The answer must be the full listing, written out exactly.

*** Begin section ***

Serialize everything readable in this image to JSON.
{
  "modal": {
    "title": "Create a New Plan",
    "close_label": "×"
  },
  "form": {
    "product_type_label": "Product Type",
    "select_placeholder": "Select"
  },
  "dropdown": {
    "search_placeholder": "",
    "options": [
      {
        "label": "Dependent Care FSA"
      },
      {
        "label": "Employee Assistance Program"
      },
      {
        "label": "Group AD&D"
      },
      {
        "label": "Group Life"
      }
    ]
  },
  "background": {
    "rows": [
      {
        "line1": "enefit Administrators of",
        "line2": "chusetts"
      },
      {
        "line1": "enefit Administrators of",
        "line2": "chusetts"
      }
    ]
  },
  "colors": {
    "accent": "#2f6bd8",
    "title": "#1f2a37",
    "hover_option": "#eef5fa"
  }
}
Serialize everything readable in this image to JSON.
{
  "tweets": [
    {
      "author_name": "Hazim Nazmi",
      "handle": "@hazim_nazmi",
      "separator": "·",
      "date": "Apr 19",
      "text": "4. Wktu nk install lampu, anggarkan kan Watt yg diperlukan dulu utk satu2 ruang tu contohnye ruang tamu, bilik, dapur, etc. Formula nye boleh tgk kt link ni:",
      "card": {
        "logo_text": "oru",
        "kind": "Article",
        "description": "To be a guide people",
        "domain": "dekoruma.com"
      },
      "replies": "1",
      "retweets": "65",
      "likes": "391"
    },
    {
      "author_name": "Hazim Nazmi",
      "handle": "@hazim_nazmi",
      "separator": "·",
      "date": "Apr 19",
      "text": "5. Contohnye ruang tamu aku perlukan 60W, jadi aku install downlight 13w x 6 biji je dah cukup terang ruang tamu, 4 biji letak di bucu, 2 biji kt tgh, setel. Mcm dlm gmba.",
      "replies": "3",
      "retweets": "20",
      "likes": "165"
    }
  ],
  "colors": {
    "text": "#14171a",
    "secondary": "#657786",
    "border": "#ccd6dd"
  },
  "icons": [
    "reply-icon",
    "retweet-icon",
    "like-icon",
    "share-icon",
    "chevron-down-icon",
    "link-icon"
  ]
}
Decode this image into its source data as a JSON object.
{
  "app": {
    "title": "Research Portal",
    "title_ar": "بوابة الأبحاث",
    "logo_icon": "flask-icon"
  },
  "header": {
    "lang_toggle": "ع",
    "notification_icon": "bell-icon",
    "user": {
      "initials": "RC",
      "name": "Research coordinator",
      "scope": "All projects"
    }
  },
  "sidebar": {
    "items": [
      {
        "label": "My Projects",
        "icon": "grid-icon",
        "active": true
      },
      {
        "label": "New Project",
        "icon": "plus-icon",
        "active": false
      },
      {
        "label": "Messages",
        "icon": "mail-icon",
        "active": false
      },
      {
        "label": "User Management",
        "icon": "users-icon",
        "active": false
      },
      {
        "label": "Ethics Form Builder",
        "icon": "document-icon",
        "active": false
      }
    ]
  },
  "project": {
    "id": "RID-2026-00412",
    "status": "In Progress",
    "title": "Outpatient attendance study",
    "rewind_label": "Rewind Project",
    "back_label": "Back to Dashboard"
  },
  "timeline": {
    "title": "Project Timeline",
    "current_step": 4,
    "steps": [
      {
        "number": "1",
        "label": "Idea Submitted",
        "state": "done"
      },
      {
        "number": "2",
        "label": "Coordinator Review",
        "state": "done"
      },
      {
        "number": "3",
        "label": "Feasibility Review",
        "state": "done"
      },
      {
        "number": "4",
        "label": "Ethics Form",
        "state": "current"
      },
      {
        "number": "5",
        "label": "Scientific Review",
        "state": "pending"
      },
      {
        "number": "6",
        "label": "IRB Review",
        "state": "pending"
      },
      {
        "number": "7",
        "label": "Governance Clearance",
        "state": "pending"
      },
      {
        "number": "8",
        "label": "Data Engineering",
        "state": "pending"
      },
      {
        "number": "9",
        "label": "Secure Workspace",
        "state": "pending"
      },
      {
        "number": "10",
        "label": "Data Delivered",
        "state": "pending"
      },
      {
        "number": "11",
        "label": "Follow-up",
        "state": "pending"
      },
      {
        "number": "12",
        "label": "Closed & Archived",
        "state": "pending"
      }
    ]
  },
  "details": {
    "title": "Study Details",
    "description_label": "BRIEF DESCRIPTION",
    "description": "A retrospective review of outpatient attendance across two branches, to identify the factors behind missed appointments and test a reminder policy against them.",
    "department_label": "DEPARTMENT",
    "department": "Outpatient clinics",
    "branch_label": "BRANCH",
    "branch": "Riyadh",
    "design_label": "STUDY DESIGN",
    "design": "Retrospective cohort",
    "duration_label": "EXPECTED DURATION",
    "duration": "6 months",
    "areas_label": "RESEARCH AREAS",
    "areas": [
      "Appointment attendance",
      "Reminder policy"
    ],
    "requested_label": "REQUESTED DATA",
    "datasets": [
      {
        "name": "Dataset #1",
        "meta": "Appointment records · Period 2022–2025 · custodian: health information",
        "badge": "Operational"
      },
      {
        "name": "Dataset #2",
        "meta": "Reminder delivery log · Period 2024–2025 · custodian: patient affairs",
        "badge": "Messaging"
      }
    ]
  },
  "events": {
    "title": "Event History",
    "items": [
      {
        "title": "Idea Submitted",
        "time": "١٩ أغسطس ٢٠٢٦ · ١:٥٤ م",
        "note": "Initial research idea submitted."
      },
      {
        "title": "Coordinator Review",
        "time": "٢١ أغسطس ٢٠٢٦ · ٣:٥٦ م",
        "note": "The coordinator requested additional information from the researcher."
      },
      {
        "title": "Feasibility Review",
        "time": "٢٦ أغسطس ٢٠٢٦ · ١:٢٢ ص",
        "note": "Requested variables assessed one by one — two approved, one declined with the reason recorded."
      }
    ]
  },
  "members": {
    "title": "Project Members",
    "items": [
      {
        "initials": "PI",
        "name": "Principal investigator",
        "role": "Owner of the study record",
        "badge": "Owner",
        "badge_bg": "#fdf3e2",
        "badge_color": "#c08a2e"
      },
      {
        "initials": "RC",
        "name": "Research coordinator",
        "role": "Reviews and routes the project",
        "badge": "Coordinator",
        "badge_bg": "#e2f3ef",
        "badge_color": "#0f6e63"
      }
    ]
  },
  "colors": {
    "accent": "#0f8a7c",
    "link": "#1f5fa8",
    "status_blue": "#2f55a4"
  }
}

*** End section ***

Output below >>
Serialize everything readable in this image to JSON.
{
  "modal": {
    "title": "Create a New Plan",
    "close_label": "×"
  },
  "form": {
    "product_type_label": "Product Type",
    "select_placeholder": "Select"
  },
  "dropdown": {
    "search_placeholder": "",
    "options": [
      {
        "label": "Dependent Care FSA"
      },
      {
        "label": "Employee Assistance Program"
      },
      {
        "label": "Group AD&D"
      },
      {
        "label": "Group Life"
      }
    ]
  },
  "background": {
    "rows": [
      {
        "line1": "enefit Administrators of",
        "line2": "chusetts"
      },
      {
        "line1": "enefit Administrators of",
        "line2": "chusetts"
      }
    ]
  },
  "colors": {
    "accent": "#2f6bd8",
    "title": "#1f2a37",
    "hover_option": "#eef5fa"
  }
}
Serialize everything readable in this image to JSON.
{
  "tweets": [
    {
      "author_name": "Hazim Nazmi",
      "handle": "@hazim_nazmi",
      "separator": "·",
      "date": "Apr 19",
      "text": "4. Wktu nk install lampu, anggarkan kan Watt yg diperlukan dulu utk satu2 ruang tu contohnye ruang tamu, bilik, dapur, etc. Formula nye boleh tgk kt link ni:",
      "card": {
        "logo_text": "oru",
        "kind": "Article",
        "description": "To be a guide people",
        "domain": "dekoruma.com"
      },
      "replies": "1",
      "retweets": "65",
      "likes": "391"
    },
    {
      "author_name": "Hazim Nazmi",
      "handle": "@hazim_nazmi",
      "separator": "·",
      "date": "Apr 19",
      "text": "5. Contohnye ruang tamu aku perlukan 60W, jadi aku install downlight 13w x 6 biji je dah cukup terang ruang tamu, 4 biji letak di bucu, 2 biji kt tgh, setel. Mcm dlm gmba.",
      "replies": "3",
      "retweets": "20",
      "likes": "165"
    }
  ],
  "colors": {
    "text": "#14171a",
    "secondary": "#657786",
    "border": "#ccd6dd"
  },
  "icons": [
    "reply-icon",
    "retweet-icon",
    "like-icon",
    "share-icon",
    "chevron-down-icon",
    "link-icon"
  ]
}
Decode this image into its source data as a JSON object.
{
  "app": {
    "title": "Research Portal",
    "title_ar": "بوابة الأبحاث",
    "logo_icon": "flask-icon"
  },
  "header": {
    "lang_toggle": "ع",
    "notification_icon": "bell-icon",
    "user": {
      "initials": "RC",
      "name": "Research coordinator",
      "scope": "All projects"
    }
  },
  "sidebar": {
    "items": [
      {
        "label": "My Projects",
        "icon": "grid-icon",
        "active": true
      },
      {
        "label": "New Project",
        "icon": "plus-icon",
        "active": false
      },
      {
        "label": "Messages",
        "icon": "mail-icon",
        "active": false
      },
      {
        "label": "User Management",
        "icon": "users-icon",
        "active": false
      },
      {
        "label": "Ethics Form Builder",
        "icon": "document-icon",
        "active": false
      }
    ]
  },
  "project": {
    "id": "RID-2026-00412",
    "status": "In Progress",
    "title": "Outpatient attendance study",
    "rewind_label": "Rewind Project",
    "back_label": "Back to Dashboard"
  },
  "timeline": {
    "title": "Project Timeline",
    "current_step": 4,
    "steps": [
      {
        "number": "1",
        "label": "Idea Submitted",
        "state": "done"
      },
      {
        "number": "2",
        "label": "Coordinator Review",
        "state": "done"
      },
      {
        "number": "3",
        "label": "Feasibility Review",
        "state": "done"
      },
      {
        "number": "4",
        "label": "Ethics Form",
        "state": "current"
      },
      {
        "number": "5",
        "label": "Scientific Review",
        "state": "pending"
      },
      {
        "number": "6",
        "label": "IRB Review",
        "state": "pending"
      },
      {
        "number": "7",
        "label": "Governance Clearance",
        "state": "pending"
      },
      {
        "number": "8",
        "label": "Data Engineering",
        "state": "pending"
      },
      {
        "number": "9",
        "label": "Secure Workspace",
        "state": "pending"
      },
      {
        "number": "10",
        "label": "Data Delivered",
        "state": "pending"
      },
      {
        "number": "11",
        "label": "Follow-up",
        "state": "pending"
      },
      {
        "number": "12",
        "label": "Closed & Archived",
        "state": "pending"
      }
    ]
  },
  "details": {
    "title": "Study Details",
    "description_label": "BRIEF DESCRIPTION",
    "description": "A retrospective review of outpatient attendance across two branches, to identify the factors behind missed appointments and test a reminder policy against them.",
    "department_label": "DEPARTMENT",
    "department": "Outpatient clinics",
    "branch_label": "BRANCH",
    "branch": "Riyadh",
    "design_label": "STUDY DESIGN",
    "design": "Retrospective cohort",
    "duration_label": "EXPECTED DURATION",
    "duration": "6 months",
    "areas_label": "RESEARCH AREAS",
    "areas": [
      "Appointment attendance",
      "Reminder policy"
    ],
    "requested_label": "REQUESTED DATA",
    "datasets": [
      {
        "name": "Dataset #1",
        "meta": "Appointment records · Period 2022–2025 · custodian: health information",
        "badge": "Operational"
      },
      {
        "name": "Dataset #2",
        "meta": "Reminder delivery log · Period 2024–2025 · custodian: patient affairs",
        "badge": "Messaging"
      }
    ]
  },
  "events": {
    "title": "Event History",
    "items": [
      {
        "title": "Idea Submitted",
        "time": "١٩ أغسطس ٢٠٢٦ · ١:٥٤ م",
        "note": "Initial research idea submitted."
      },
      {
        "title": "Coordinator Review",
        "time": "٢١ أغسطس ٢٠٢٦ · ٣:٥٦ م",
        "note": "The coordinator requested additional information from the researcher."
      },
      {
        "title": "Feasibility Review",
        "time": "٢٦ أغسطس ٢٠٢٦ · ١:٢٢ ص",
        "note": "Requested variables assessed one by one — two approved, one declined with the reason recorded."
      }
    ]
  },
  "members": {
    "title": "Project Members",
    "items": [
      {
        "initials": "PI",
        "name": "Principal investigator",
        "role": "Owner of the study record",
        "badge": "Owner",
        "badge_bg": "#fdf3e2",
        "badge_color": "#c08a2e"
      },
      {
        "initials": "RC",
        "name": "Research coordinator",
        "role": "Reviews and routes the project",
        "badge": "Coordinator",
        "badge_bg": "#e2f3ef",
        "badge_color": "#0f6e63"
      }
    ]
  },
  "colors": {
    "accent": "#0f8a7c",
    "link": "#1f5fa8",
    "status_blue": "#2f55a4"
  }
}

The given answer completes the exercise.